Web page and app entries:
- - - - - - -

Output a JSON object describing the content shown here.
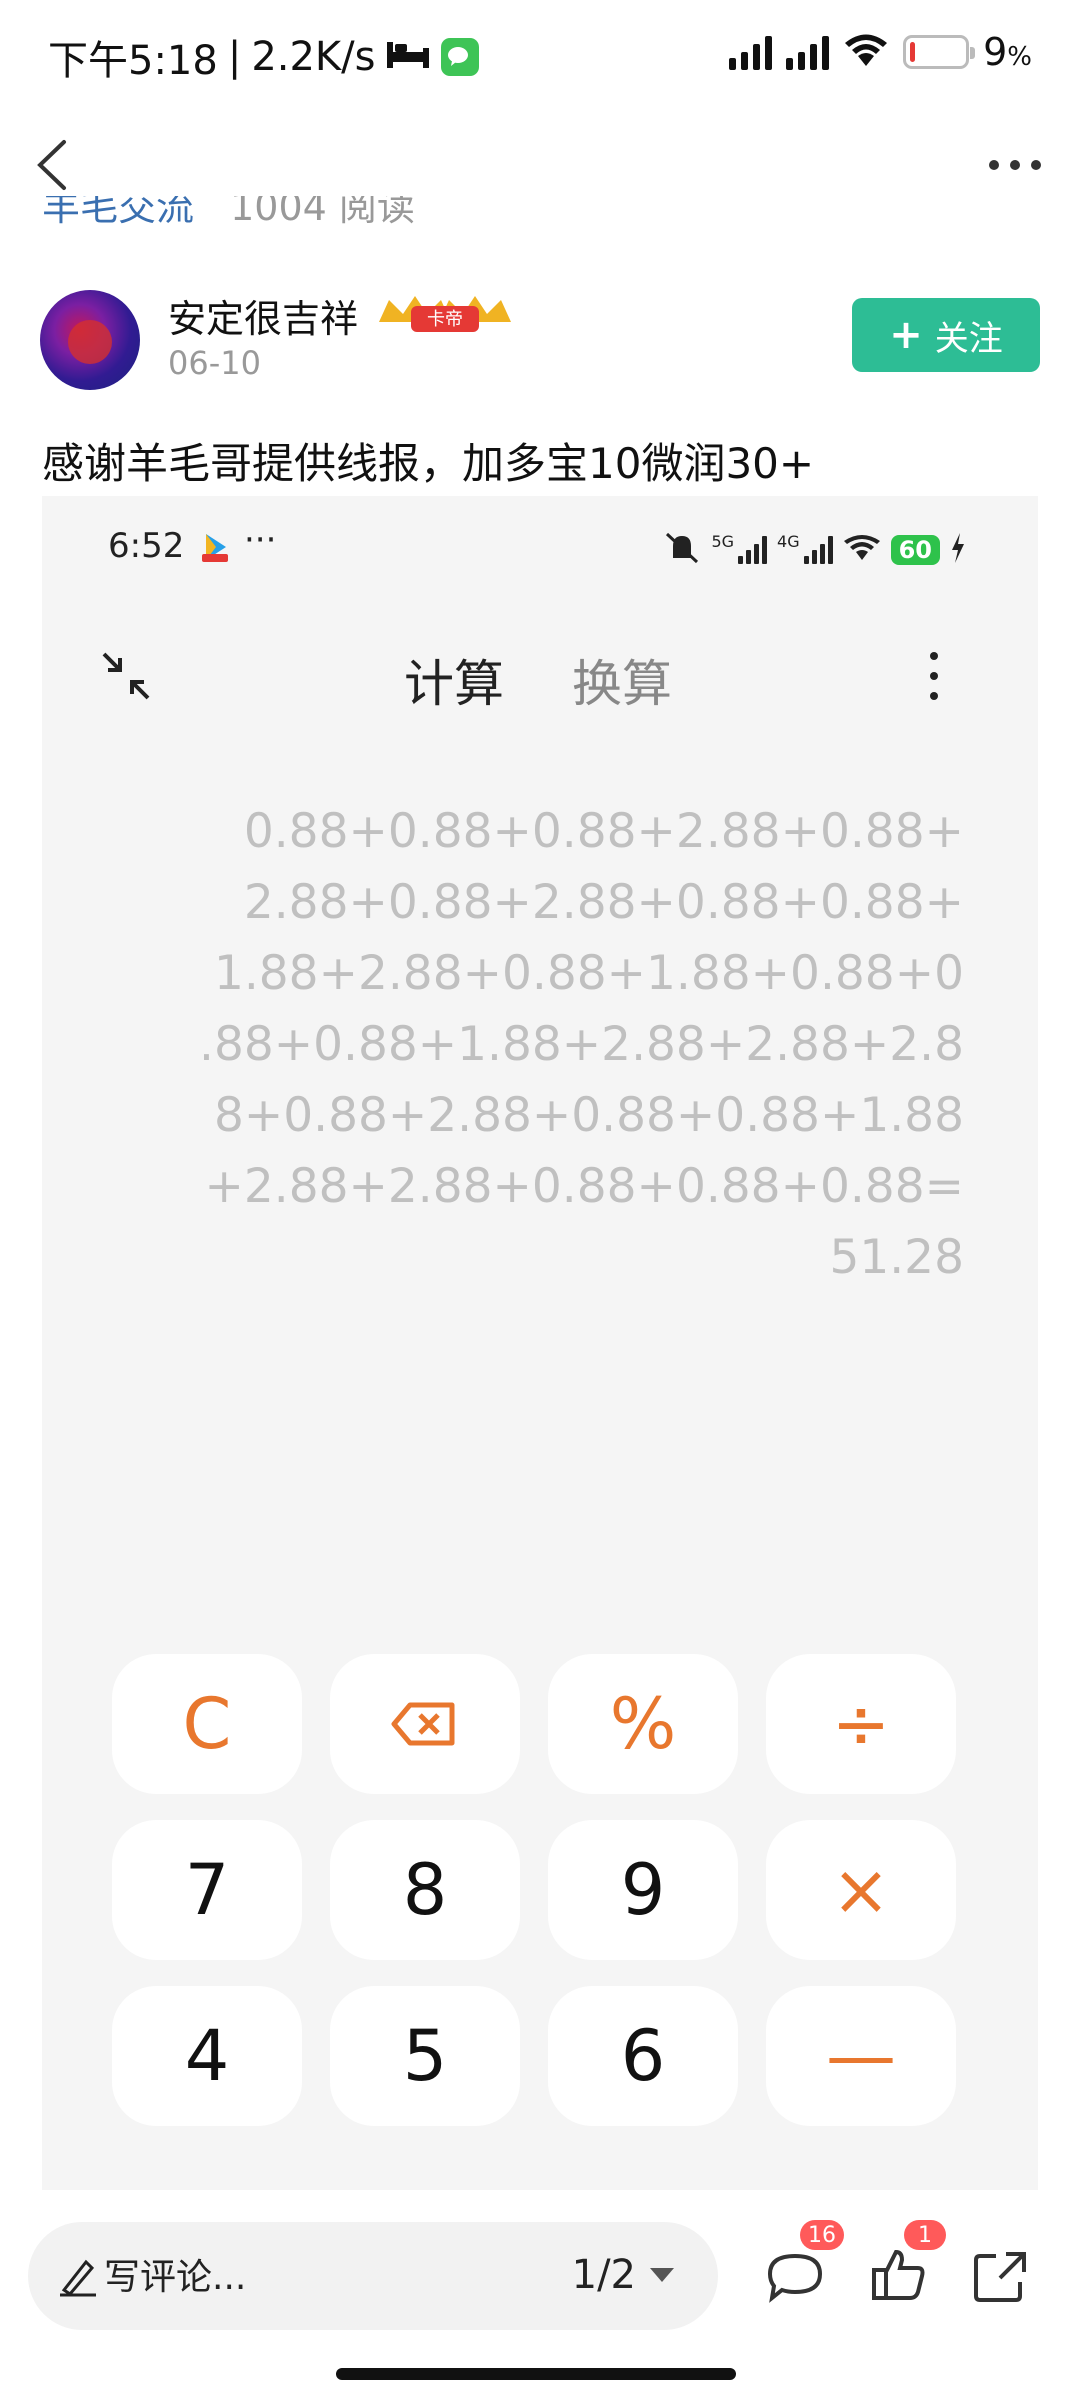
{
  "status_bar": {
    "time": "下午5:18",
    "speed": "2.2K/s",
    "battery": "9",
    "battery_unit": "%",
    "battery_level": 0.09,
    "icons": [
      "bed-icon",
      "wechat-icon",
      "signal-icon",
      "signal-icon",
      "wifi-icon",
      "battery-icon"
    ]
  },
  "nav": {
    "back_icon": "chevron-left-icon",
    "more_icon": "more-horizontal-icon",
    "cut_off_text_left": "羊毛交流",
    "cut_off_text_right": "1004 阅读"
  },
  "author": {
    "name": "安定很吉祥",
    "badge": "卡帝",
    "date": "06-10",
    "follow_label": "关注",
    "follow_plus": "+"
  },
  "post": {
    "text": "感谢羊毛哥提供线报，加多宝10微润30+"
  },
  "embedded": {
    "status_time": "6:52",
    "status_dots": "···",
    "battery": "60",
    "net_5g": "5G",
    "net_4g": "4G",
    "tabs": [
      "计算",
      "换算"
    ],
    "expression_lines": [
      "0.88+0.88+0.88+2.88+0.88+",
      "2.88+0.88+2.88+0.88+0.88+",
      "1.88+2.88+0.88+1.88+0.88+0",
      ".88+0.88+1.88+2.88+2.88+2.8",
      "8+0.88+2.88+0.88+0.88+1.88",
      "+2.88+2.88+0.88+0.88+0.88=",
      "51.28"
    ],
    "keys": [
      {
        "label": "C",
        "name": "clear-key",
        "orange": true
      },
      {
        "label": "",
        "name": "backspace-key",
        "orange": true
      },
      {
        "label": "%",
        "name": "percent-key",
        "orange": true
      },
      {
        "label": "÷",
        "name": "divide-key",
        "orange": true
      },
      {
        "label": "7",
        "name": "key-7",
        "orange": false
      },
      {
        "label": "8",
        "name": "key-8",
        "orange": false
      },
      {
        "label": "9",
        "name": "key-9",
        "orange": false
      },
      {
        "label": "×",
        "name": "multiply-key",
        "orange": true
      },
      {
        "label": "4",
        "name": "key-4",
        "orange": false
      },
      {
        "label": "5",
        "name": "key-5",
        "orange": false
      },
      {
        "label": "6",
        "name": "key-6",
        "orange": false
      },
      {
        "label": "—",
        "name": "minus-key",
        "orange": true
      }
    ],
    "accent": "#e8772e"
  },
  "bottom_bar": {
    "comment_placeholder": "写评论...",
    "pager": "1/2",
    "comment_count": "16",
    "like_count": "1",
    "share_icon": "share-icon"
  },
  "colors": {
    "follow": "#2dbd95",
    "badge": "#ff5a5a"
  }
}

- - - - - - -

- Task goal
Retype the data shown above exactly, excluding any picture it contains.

- Output
Output a JSON object describing the content shown here.
{
  "status_bar": {
    "time": "下午5:18",
    "speed": "2.2K/s",
    "battery": "9",
    "battery_unit": "%",
    "battery_level": 0.09,
    "icons": [
      "bed-icon",
      "wechat-icon",
      "signal-icon",
      "signal-icon",
      "wifi-icon",
      "battery-icon"
    ]
  },
  "nav": {
    "back_icon": "chevron-left-icon",
    "more_icon": "more-horizontal-icon",
    "cut_off_text_left": "羊毛交流",
    "cut_off_text_right": "1004 阅读"
  },
  "author": {
    "name": "安定很吉祥",
    "badge": "卡帝",
    "date": "06-10",
    "follow_label": "关注",
    "follow_plus": "+"
  },
  "post": {
    "text": "感谢羊毛哥提供线报，加多宝10微润30+"
  },
  "embedded": {
    "status_time": "6:52",
    "status_dots": "···",
    "battery": "60",
    "net_5g": "5G",
    "net_4g": "4G",
    "tabs": [
      "计算",
      "换算"
    ],
    "expression_lines": [
      "0.88+0.88+0.88+2.88+0.88+",
      "2.88+0.88+2.88+0.88+0.88+",
      "1.88+2.88+0.88+1.88+0.88+0",
      ".88+0.88+1.88+2.88+2.88+2.8",
      "8+0.88+2.88+0.88+0.88+1.88",
      "+2.88+2.88+0.88+0.88+0.88=",
      "51.28"
    ],
    "keys": [
      {
        "label": "C",
        "name": "clear-key",
        "orange": true
      },
      {
        "label": "",
        "name": "backspace-key",
        "orange": true
      },
      {
        "label": "%",
        "name": "percent-key",
        "orange": true
      },
      {
        "label": "÷",
        "name": "divide-key",
        "orange": true
      },
      {
        "label": "7",
        "name": "key-7",
        "orange": false
      },
      {
        "label": "8",
        "name": "key-8",
        "orange": false
      },
      {
        "label": "9",
        "name": "key-9",
        "orange": false
      },
      {
        "label": "×",
        "name": "multiply-key",
        "orange": true
      },
      {
        "label": "4",
        "name": "key-4",
        "orange": false
      },
      {
        "label": "5",
        "name": "key-5",
        "orange": false
      },
      {
        "label": "6",
        "name": "key-6",
        "orange": false
      },
      {
        "label": "—",
        "name": "minus-key",
        "orange": true
      }
    ],
    "accent": "#e8772e"
  },
  "bottom_bar": {
    "comment_placeholder": "写评论...",
    "pager": "1/2",
    "comment_count": "16",
    "like_count": "1",
    "share_icon": "share-icon"
  },
  "colors": {
    "follow": "#2dbd95",
    "badge": "#ff5a5a"
  }
}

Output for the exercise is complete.